I am now used to drink fuzhuan tea from in the form of bricks which generally have a tightly compressed texture. As this was a sample, I found the leaves loose and thought maybe it was like maocha. I found out that it was compressed into cakes which tend to be not as tight as bricks. Not sure if this has an impact on the taste.
Actually, fuzhuan teas did surprise me. They are very different from pu-erhs (which is a more popular form of dark tea). Anhua dark teas taste more like fortified black tea to me, which a lot of endurance. Just a couple of days ago I wrote about the lack of 'endurance' (or multi-steeping ability) of black teas. But with dark teas, you don't have that problem. This tea was a little astringent to my liking. Still, it had a vibrant mouthful taste full fruity notes (red fruits) and a pleasant floral undernote.
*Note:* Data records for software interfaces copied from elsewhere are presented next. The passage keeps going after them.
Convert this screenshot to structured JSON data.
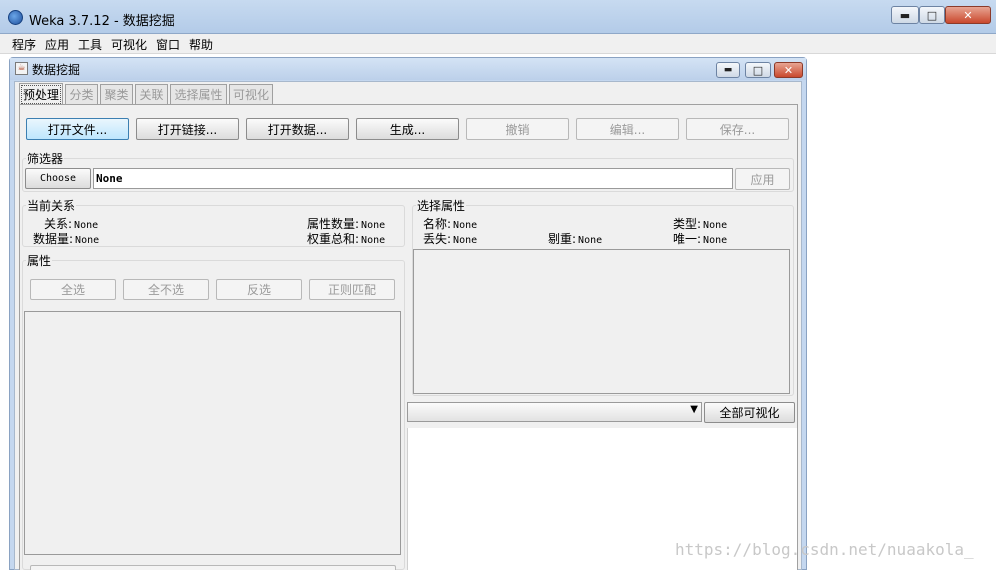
{
  "app": {
    "title": "Weka 3.7.12 - 数据挖掘",
    "icon": "weka-bird-icon",
    "window_controls": [
      "minimize",
      "maximize",
      "close"
    ]
  },
  "menu": {
    "items": [
      "程序",
      "应用",
      "工具",
      "可视化",
      "窗口",
      "帮助"
    ]
  },
  "inner_window": {
    "title": "数据挖掘"
  },
  "tabs": [
    {
      "label": "预处理",
      "active": true
    },
    {
      "label": "分类",
      "active": false
    },
    {
      "label": "聚类",
      "active": false
    },
    {
      "label": "关联",
      "active": false
    },
    {
      "label": "选择属性",
      "active": false
    },
    {
      "label": "可视化",
      "active": false
    }
  ],
  "toolbar": {
    "open_file": "打开文件...",
    "open_url": "打开链接...",
    "open_db": "打开数据...",
    "generate": "生成...",
    "undo": "撤销",
    "edit": "编辑...",
    "save": "保存..."
  },
  "filter": {
    "label": "筛选器",
    "choose": "Choose",
    "value": "None",
    "apply": "应用"
  },
  "current_relation": {
    "label": "当前关系",
    "relation_label": "关系:",
    "relation_value": "None",
    "instances_label": "数据量:",
    "instances_value": "None",
    "attributes_label": "属性数量:",
    "attributes_value": "None",
    "sum_weights_label": "权重总和:",
    "sum_weights_value": "None"
  },
  "attributes": {
    "label": "属性",
    "all": "全选",
    "none": "全不选",
    "invert": "反选",
    "pattern": "正则匹配"
  },
  "selected_attribute": {
    "label": "选择属性",
    "name_label": "名称:",
    "name_value": "None",
    "type_label": "类型:",
    "type_value": "None",
    "missing_label": "丢失:",
    "missing_value": "None",
    "distinct_label": "剔重:",
    "distinct_value": "None",
    "unique_label": "唯一:",
    "unique_value": "None"
  },
  "visualize": {
    "class_select_value": "",
    "visualize_all": "全部可视化"
  },
  "watermark": "https://blog.csdn.net/nuaakola_",
  "colors": {
    "titlebar": "#b3cbe8",
    "panel": "#f0f0f0",
    "primary_button": "#bee6fd",
    "close_button": "#c9482d"
  }
}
I've read with interest that traditional dark teas from Anhua County have been granted 39 Chinese invention patents. This means that they all passed the three qualification criteria of novelty, creativity, and practicability. They are now protected under copyright law in China. I do not know what this means in practice, but this tells me something. Chinese tea makers from ANhua takes this very seriously, and they are many different production techniques and processes; hence, a lot more to discover.
Origin: Anhua, Hunan
Harvest time: 2017
Leaf colour: Dark brown and green with lighter edges and a few golder flower spots
Liquor colour: Orange amber
Tea aroma: Fruity and woody
Tea taste: Slightly sweet and brisk with fruity notes and a faint floral flavour
Steeping/brewing: Add 8 g of tea in a gaiwan or teapot. Rinse with 95°C water and repeat if the leaves do not get loose. To the first steeping, add 100 ml water and wait for 20 sec. To each consecutive steeping, add 10 sec.
Shelf life: Can be aged.